Data in this exercise section start

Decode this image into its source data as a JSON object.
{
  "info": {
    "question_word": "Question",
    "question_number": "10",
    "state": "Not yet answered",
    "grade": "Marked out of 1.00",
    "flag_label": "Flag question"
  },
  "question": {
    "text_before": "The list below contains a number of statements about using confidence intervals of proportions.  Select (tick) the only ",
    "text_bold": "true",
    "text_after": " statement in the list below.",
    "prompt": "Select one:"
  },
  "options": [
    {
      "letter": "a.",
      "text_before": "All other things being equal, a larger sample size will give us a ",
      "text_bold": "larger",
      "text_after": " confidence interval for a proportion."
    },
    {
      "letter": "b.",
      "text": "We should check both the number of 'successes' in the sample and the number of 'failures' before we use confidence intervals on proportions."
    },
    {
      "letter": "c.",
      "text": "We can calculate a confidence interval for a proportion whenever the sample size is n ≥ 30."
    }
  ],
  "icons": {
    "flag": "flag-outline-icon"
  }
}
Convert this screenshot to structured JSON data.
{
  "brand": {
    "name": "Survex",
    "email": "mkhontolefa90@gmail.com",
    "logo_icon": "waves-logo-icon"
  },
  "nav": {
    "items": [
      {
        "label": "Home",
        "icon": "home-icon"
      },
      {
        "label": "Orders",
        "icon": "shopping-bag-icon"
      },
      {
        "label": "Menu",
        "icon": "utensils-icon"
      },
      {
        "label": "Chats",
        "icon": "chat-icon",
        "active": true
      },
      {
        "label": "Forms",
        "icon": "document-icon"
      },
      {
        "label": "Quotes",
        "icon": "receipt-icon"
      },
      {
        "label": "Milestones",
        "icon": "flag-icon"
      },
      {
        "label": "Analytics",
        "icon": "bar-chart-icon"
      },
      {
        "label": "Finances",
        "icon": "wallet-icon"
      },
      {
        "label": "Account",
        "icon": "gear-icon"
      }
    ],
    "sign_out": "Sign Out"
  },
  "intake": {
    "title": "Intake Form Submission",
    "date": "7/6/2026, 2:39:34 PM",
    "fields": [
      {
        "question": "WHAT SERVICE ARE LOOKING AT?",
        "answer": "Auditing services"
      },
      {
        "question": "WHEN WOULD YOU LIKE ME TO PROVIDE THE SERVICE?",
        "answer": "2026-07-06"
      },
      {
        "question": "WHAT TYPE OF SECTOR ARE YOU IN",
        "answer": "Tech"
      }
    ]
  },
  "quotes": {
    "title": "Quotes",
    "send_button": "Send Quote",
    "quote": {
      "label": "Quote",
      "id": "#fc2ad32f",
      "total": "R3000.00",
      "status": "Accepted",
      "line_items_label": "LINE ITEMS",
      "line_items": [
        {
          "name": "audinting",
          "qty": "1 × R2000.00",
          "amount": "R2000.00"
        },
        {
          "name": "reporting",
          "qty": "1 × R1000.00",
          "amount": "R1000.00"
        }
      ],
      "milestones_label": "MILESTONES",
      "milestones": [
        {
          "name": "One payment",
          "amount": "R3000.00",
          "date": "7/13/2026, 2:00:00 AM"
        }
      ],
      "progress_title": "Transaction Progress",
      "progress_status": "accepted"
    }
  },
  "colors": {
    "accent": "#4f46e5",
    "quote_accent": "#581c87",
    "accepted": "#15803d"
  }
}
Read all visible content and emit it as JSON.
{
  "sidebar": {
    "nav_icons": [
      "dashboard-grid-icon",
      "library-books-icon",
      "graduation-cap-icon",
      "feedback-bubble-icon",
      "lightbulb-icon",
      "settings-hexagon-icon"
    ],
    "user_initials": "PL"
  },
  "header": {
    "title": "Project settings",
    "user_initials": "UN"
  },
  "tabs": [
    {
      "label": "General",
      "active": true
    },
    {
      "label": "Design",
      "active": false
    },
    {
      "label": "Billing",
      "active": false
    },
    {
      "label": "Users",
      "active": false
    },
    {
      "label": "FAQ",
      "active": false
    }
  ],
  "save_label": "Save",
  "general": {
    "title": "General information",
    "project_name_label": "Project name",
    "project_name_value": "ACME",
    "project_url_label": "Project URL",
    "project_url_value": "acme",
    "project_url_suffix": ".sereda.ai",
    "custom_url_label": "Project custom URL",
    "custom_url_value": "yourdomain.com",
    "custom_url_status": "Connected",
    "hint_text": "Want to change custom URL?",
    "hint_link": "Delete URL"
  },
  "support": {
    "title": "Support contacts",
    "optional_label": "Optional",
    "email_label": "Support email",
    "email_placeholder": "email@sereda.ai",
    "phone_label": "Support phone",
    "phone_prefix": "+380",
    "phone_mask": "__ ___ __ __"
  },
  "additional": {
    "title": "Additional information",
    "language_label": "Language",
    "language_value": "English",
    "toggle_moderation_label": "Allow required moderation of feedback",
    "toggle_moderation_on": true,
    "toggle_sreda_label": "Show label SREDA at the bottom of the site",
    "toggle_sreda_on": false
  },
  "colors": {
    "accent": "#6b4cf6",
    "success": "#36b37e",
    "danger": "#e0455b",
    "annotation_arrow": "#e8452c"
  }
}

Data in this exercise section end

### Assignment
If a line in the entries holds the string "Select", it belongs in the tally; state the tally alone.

### Answer to the exercise
2